:: RECORDS SUPPLIED

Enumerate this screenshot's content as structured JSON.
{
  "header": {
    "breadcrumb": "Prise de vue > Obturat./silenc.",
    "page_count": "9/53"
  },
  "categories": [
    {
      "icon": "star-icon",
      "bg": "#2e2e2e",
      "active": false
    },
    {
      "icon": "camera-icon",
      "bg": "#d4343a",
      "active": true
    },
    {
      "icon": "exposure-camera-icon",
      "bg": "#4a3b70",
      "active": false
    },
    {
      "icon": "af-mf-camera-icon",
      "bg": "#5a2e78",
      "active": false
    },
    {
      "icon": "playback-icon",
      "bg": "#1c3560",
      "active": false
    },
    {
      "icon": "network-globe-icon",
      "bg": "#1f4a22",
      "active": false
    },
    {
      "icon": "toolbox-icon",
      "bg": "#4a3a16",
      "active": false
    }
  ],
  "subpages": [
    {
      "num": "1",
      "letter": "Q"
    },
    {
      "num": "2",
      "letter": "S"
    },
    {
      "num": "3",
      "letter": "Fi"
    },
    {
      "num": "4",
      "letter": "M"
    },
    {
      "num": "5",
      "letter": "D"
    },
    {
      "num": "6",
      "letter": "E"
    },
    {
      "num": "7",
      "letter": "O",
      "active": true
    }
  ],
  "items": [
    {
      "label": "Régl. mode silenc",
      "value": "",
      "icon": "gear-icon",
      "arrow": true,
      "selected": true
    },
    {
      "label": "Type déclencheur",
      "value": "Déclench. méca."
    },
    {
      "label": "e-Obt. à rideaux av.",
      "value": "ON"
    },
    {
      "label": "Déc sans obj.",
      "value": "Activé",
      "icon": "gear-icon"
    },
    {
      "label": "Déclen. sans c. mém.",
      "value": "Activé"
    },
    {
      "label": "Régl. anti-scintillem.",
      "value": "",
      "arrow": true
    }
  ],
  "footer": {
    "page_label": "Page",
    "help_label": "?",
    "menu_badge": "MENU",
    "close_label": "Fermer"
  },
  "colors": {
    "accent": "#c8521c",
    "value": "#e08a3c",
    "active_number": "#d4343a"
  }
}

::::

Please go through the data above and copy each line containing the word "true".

      "active": true
      "active": true
      "arrow": true,
      "selected": true
      "arrow": true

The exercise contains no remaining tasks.